Perhaps a wisteria plant isn't blooming because of insufficient light. It needs six or more hours of full sun.
Even with a good plant and a good site, wisteria has a natural tendency to put its energy into rampant shoot growth rather than into blossoms. Heavy pruning, especially in winter, or heavy fertilization makes this problem worse.
Pruning a wisteria in summer will keep the plant tidy and still get it to bloom. Ideally, a wisteria vine is trained to a permanent framework of a trunk and a few permanent arms.
Summer pruning is directed at side shoots that grow off the arms. If an old vine has no defined framework, one winter pruning can create this framework from the existing tangle of stems.
The goal in summer pruning is to make side shoots into short "handles" from which the drooping blossoms hang.

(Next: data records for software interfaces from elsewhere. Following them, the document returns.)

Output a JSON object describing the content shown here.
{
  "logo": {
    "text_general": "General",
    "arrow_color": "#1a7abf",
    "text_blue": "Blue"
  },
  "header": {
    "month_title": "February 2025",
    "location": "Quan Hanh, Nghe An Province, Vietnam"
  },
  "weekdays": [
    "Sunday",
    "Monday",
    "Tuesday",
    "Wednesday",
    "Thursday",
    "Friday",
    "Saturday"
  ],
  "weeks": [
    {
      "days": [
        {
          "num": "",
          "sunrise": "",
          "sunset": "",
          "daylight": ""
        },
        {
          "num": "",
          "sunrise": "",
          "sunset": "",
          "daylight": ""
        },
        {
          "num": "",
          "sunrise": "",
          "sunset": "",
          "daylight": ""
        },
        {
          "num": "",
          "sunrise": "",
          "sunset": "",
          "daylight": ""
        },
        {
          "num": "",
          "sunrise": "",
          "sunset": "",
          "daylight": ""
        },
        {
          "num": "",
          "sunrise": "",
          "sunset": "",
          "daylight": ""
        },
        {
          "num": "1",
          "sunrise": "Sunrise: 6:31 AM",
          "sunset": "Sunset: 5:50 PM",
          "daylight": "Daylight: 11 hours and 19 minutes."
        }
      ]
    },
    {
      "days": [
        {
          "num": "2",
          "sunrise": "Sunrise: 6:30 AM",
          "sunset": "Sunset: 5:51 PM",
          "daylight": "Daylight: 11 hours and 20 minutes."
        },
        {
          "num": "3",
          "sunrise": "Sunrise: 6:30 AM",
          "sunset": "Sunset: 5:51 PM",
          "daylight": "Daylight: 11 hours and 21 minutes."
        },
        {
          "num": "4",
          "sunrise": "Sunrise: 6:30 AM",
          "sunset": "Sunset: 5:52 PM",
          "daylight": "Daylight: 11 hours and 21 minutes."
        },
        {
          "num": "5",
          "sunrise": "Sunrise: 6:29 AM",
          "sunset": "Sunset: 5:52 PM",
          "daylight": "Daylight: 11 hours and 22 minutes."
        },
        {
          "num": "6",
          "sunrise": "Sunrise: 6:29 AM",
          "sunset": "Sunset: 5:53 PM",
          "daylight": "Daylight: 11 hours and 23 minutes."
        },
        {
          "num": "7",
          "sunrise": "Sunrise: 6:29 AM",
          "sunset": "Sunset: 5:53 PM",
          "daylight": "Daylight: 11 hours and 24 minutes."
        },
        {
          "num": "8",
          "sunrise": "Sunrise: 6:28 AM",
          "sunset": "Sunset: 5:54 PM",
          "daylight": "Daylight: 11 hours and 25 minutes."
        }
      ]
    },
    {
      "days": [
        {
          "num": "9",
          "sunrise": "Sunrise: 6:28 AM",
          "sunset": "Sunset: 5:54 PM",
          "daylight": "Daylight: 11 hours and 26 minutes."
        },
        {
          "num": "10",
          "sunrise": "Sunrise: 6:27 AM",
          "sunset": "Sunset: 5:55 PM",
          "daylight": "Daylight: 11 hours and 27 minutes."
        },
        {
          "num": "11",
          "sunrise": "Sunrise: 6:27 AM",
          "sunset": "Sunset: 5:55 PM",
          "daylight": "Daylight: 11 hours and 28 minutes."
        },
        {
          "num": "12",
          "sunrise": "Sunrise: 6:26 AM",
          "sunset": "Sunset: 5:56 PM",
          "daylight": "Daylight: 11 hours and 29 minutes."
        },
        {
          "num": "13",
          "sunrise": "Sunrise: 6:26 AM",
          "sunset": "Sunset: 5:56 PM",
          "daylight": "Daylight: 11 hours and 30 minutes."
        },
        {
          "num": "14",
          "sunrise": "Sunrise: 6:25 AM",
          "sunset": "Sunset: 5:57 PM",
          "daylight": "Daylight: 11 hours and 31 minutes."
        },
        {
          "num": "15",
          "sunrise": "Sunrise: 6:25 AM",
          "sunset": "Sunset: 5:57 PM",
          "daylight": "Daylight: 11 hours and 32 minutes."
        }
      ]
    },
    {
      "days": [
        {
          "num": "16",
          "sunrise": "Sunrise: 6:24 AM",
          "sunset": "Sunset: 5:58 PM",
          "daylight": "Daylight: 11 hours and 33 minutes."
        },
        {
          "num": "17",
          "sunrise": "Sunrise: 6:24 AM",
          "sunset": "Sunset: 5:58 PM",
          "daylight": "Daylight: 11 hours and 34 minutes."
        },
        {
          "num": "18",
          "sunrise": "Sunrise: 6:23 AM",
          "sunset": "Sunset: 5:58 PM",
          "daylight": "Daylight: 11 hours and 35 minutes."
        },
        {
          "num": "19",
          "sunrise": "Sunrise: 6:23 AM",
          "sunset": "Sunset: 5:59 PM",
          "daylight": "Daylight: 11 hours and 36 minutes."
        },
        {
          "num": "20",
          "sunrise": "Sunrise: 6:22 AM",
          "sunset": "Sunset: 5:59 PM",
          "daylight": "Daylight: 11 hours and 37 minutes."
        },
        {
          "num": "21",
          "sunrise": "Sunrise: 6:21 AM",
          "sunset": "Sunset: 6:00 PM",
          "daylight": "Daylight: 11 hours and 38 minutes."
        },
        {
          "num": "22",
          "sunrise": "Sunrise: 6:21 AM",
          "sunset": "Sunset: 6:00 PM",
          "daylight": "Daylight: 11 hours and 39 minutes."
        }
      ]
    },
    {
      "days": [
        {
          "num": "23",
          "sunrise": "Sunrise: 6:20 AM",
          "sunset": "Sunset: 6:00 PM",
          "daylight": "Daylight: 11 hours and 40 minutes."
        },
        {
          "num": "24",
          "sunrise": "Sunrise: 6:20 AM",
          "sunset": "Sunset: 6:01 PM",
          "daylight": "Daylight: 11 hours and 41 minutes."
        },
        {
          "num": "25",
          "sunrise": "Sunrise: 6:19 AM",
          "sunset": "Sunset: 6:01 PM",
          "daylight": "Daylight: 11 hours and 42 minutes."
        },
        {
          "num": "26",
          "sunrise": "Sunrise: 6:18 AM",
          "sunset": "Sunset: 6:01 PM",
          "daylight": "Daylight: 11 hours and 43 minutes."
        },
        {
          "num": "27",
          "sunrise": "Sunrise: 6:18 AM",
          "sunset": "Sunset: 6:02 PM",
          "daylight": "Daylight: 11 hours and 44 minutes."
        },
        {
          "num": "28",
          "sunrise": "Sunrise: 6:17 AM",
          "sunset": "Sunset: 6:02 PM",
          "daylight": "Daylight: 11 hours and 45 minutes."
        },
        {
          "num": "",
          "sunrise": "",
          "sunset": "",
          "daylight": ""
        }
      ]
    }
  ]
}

One way to do this is to cut the end of each side shoot after it has grown six leaves, then go back in winter and trim them back to a couple of inches.
There are other ways to prune. For example, pinch off the tips of all side shoots a few times during the growing season, or cut them monthly to two or three buds.
If you'd rather not bother with pruning wisteria after it blooms, just ignore it. With age, wisteria takes on a rugged, picturesque look. And eventually, given a good site, it will bloom.